- Consider using filtering or monitoring software for your computer. Filtering products that use whitelisting, which only allows a child access to a preapproved list of sites, are recommended for children in this age group. NetSmartz does not advocate using filters only; education is a key part of prevention.
- If you suspect online "stalking" or sexual exploitation of a child, report it to your local law-enforcement agency. The National Center for Missing & Exploited Children (NCMEC) has a system for identifying online predators and child pornographers and contributing to law-enforcement investigations. It's called the CyberTipline®. Leads forwarded to the site will be acknowledged and shared with the appropriate law-enforcement agency for investigation.
SAFE AT HOME
- Make sure all doors to the outside are metal or solid.
- Make sure all doors to the outside have good, sturdy locks.
- Use the locks you have. Always lock up your home when you go out, even if it’s only for a few minutes.
- Secure sliding glass doors with commercially available bars or locks.
- Make sure your windows, especially at ground level, have good locks and use them.
- Make sure all porches and other possible entrances are well-lit.
- Trim any bushes or trees that hide doors or windows. Keep ladders, tools, toys, and recreational equipment inside when you’re not using them.
- Don’t hide your house keys under the doormat or in a flowerpot. It’s much wiser to give an extra key to a trusted neighbor.
- Keep written records of all furniture, jewelry and electronic products. If possible, keep these records in a safe deposit box, fireproof safe, or other secure place. Take pictures or a video, and keep purchase information and serial numbers if available.
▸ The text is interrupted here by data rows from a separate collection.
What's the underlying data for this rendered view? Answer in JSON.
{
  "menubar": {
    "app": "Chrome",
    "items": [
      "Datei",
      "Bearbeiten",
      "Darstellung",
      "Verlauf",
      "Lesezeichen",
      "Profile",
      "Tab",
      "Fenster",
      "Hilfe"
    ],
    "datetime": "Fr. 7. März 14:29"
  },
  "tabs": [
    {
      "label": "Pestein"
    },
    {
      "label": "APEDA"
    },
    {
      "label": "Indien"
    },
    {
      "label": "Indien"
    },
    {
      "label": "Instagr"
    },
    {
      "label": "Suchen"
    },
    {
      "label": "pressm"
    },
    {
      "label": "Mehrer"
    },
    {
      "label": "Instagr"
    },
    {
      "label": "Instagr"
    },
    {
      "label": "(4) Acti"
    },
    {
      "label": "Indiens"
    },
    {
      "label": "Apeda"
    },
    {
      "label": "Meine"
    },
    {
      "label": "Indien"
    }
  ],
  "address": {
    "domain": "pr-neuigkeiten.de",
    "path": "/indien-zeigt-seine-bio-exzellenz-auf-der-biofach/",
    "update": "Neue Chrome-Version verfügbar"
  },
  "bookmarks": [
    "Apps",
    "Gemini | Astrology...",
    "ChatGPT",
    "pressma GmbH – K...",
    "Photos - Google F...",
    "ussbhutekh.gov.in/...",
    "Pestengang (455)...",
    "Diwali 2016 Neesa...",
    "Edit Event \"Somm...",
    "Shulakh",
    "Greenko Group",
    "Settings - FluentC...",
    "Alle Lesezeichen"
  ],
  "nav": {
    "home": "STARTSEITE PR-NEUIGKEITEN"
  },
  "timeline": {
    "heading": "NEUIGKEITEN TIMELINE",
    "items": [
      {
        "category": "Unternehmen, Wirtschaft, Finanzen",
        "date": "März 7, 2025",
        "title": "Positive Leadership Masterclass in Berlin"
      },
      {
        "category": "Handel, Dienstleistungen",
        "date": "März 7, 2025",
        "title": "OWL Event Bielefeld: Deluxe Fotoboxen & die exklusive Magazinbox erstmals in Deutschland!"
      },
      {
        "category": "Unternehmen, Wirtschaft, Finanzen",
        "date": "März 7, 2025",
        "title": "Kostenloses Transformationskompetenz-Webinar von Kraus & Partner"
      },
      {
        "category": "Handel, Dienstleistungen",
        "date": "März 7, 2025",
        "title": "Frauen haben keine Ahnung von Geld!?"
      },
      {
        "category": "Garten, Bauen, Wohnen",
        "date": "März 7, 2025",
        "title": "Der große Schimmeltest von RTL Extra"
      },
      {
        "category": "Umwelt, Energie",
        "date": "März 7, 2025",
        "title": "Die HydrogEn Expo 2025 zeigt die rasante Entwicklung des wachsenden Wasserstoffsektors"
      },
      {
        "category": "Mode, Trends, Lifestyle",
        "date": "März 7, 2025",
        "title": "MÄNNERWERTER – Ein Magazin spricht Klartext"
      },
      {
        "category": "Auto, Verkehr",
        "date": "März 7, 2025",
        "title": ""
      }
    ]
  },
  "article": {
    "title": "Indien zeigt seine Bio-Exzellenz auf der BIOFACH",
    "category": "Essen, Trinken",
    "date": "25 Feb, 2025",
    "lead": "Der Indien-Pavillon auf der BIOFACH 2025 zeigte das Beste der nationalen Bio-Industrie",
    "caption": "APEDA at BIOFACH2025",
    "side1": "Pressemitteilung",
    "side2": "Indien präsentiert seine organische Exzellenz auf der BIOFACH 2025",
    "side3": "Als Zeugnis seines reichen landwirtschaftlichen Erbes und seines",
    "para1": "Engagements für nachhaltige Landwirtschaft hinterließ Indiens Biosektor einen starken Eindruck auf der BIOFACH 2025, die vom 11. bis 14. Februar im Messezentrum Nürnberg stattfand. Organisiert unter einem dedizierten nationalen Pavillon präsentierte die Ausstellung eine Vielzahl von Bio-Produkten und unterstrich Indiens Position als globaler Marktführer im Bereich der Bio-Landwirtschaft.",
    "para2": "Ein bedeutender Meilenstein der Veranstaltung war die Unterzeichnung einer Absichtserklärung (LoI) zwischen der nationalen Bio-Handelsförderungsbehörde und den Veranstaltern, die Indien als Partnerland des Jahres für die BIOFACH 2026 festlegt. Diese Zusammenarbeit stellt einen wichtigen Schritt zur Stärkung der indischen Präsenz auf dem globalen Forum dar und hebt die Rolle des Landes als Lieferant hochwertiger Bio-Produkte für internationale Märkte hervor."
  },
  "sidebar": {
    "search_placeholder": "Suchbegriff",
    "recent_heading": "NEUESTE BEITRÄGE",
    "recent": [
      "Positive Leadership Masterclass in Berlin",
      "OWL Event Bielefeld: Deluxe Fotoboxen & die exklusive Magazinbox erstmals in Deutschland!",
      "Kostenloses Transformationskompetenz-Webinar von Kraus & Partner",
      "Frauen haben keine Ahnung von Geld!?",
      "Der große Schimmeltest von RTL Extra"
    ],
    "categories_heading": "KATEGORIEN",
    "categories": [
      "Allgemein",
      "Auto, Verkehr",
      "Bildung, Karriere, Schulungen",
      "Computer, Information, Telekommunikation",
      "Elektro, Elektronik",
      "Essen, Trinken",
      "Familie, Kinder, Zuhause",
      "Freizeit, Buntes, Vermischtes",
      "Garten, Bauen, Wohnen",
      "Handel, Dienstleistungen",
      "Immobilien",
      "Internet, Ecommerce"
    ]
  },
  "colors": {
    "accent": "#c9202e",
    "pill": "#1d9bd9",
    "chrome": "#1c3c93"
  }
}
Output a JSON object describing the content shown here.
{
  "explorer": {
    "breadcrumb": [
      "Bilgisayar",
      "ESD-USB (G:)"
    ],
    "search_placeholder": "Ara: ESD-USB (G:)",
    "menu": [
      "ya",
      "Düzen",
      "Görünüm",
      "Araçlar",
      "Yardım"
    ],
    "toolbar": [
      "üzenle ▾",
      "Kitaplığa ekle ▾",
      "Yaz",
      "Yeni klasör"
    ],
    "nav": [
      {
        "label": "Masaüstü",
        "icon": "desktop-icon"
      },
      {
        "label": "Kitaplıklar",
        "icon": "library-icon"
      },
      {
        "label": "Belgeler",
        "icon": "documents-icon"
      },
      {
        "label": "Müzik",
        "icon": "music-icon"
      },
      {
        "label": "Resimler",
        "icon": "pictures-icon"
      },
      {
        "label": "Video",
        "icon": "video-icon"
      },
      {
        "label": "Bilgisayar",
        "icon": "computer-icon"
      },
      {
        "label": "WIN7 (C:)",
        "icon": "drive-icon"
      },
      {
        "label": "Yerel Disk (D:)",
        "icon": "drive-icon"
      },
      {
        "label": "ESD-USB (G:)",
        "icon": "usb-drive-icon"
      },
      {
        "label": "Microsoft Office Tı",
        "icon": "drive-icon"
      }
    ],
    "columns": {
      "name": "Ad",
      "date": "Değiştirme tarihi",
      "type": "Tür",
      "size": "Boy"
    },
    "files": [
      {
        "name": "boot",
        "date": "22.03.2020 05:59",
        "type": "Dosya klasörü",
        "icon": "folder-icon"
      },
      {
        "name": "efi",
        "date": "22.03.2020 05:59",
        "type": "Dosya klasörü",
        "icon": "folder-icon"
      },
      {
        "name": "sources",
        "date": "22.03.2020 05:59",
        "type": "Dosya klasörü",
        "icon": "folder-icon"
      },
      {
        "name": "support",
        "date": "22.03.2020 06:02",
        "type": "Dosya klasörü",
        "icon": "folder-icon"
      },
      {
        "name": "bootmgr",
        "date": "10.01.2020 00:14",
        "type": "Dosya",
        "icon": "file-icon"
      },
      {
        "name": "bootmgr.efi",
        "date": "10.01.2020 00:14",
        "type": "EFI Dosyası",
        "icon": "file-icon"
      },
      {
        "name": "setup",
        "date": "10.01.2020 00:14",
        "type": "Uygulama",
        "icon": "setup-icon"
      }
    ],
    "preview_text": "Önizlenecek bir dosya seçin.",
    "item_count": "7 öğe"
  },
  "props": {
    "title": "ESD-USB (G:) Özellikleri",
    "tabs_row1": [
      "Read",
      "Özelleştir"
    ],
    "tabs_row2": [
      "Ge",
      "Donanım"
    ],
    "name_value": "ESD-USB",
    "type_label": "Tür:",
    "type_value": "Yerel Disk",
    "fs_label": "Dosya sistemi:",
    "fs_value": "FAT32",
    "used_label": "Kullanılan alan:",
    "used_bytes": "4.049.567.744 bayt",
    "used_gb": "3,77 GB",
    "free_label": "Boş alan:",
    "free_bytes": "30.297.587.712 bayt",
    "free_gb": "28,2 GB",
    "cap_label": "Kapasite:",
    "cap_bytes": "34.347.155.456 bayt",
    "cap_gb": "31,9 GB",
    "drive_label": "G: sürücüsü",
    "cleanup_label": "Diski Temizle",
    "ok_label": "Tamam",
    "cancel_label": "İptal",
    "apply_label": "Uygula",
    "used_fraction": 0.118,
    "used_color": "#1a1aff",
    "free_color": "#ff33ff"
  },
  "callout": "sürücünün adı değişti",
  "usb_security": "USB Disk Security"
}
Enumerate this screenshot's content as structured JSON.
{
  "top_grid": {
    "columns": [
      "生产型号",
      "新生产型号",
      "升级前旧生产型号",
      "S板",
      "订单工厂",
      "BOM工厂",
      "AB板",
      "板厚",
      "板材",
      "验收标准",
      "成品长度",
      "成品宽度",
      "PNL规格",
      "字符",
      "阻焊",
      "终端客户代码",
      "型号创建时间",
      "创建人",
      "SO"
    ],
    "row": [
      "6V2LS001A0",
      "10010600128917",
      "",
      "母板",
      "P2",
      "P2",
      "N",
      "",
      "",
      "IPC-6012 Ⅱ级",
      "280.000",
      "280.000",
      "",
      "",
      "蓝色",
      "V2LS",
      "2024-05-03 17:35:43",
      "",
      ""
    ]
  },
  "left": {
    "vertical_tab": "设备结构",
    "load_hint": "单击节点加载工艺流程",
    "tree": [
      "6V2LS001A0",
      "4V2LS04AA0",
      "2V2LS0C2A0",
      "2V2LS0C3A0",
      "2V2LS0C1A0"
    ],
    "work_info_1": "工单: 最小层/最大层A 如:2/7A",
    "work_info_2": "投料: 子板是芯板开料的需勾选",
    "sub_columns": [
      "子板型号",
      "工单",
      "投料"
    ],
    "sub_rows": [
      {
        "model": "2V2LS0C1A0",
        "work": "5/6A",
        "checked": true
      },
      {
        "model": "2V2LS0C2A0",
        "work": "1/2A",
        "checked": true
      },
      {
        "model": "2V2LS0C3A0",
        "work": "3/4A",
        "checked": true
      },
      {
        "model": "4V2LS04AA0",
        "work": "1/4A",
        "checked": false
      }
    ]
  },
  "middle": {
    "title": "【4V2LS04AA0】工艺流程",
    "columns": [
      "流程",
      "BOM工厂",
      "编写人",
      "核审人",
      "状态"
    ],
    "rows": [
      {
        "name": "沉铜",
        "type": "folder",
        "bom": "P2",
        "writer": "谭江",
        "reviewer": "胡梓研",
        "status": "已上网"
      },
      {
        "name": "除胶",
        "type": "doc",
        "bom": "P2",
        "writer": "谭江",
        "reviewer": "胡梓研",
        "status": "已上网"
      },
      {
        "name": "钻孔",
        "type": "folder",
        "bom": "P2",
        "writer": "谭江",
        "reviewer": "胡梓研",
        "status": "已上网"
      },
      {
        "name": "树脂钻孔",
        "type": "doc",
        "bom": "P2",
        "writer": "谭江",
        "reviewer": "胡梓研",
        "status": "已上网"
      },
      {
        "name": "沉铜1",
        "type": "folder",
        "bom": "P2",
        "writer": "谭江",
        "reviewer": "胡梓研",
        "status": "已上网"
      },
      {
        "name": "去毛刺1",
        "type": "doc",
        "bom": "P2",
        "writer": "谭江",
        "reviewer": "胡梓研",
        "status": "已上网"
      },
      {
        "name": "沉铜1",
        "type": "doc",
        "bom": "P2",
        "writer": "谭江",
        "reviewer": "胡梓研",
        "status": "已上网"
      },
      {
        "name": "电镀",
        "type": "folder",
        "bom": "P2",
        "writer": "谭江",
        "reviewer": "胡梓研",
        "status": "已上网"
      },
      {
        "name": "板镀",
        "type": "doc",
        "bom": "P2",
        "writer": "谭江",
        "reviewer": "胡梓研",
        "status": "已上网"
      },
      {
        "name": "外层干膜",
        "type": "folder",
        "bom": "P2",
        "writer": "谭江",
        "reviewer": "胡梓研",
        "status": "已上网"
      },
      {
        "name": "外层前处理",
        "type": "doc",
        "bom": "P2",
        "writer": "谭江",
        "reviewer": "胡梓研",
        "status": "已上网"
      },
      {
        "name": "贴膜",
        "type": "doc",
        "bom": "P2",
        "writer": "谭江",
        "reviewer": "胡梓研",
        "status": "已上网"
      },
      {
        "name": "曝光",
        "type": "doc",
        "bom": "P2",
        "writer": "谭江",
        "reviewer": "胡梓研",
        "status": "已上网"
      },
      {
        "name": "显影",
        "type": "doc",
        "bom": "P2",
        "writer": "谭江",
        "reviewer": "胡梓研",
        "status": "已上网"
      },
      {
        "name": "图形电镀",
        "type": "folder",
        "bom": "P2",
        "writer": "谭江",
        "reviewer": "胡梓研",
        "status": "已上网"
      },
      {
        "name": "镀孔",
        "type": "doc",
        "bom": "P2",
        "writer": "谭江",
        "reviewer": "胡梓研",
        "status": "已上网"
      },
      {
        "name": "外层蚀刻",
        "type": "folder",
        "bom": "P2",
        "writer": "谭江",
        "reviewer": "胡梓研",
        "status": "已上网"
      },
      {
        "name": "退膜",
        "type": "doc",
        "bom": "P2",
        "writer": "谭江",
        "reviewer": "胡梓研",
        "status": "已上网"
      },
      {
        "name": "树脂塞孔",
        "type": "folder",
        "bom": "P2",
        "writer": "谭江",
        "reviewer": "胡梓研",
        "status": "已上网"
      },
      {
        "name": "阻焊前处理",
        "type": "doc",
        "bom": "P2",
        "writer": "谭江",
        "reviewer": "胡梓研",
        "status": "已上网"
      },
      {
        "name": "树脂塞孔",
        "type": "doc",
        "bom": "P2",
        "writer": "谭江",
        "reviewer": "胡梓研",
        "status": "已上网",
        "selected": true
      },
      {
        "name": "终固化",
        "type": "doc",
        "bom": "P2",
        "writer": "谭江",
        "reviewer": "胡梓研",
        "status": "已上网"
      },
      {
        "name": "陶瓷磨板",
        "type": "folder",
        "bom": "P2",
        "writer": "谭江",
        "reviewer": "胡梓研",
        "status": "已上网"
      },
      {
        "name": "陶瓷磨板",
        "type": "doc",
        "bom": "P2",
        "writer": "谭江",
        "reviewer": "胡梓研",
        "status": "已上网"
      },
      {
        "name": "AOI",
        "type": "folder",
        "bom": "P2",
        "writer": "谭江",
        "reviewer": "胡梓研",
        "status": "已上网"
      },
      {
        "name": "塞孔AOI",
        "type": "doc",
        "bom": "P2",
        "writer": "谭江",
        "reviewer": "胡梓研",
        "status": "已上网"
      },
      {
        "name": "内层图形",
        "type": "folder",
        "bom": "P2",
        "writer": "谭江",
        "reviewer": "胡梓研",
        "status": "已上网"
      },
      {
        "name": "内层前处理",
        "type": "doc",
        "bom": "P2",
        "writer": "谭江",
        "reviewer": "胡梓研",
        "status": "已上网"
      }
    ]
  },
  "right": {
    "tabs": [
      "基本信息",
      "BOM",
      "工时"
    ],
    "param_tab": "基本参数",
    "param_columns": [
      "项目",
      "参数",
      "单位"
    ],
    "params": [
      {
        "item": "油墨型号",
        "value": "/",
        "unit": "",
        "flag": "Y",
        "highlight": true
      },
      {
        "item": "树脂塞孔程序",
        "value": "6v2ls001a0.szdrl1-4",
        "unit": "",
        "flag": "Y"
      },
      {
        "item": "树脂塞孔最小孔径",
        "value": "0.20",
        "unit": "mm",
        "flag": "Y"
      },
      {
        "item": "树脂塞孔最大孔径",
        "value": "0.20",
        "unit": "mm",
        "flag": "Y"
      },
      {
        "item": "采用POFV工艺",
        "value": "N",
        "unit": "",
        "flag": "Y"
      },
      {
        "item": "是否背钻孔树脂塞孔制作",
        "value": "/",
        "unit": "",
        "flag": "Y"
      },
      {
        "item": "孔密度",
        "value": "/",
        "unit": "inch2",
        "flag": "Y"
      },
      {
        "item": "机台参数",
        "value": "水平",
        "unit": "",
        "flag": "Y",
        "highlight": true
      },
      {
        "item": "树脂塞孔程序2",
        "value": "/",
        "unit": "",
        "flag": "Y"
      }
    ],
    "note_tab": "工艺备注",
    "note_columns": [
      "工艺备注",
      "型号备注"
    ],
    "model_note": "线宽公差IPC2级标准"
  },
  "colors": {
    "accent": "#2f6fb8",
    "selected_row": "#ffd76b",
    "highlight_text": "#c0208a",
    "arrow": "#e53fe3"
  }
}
These help law enforcement agencies track recovered items.
- Clearly display your house number so police and other emergency vehicles can find your home quickly.
- If you see a screen that has been cut, broken windows, or a door that’s been left open, don’t go in. Call the police.
- If you hear a noise that sounds like someone breaking in or moving around, quietly call the police and wait calmly until they arrive. If you can leave safely, do so. Otherwise, lock yourself in a room you are in and stay on the phone with the dispatcher.
WHEN YOU GO AWAY
- Ask a trusted neighbor to collect your mail and newspaper.
- Leave word about when you’re leaving, when you’ll return, and how you can be reached in an emergency.
- Put automatic timers on at least two lights (and possibly a radio) to help your home look and sound lived-in.
We Can Help!
The Winter Garden Police Department can assist you with your crime prevention and safety efforts. The Department has personnel who can provide various services, such as:
- Security checks for homes and for businesses located in the City at no cost.
- Crime prevention presentations for civic and social organizations, homeowner’s associations, Neighborhood Watch groups, and businesses to help reduce the risk of robbery, theft, burglary, sexual assault, etc.
- Bicycle Registration. Registrations can be made by bringing your bicycle to the police station where an identification number will be stamped into the frame.
- Making periodic House Checks when you are away from home for an extended period of time. You can request a House Check by coming to the Police Department in person or contacting the Police Department by telephone at 407-656-3636.
- Golf Cart Registration can be made by contacting the Police Department and requesting registration of your golf cart. You will need to have the make, model, serial number and any unique identifying marks ready to give to the police officer.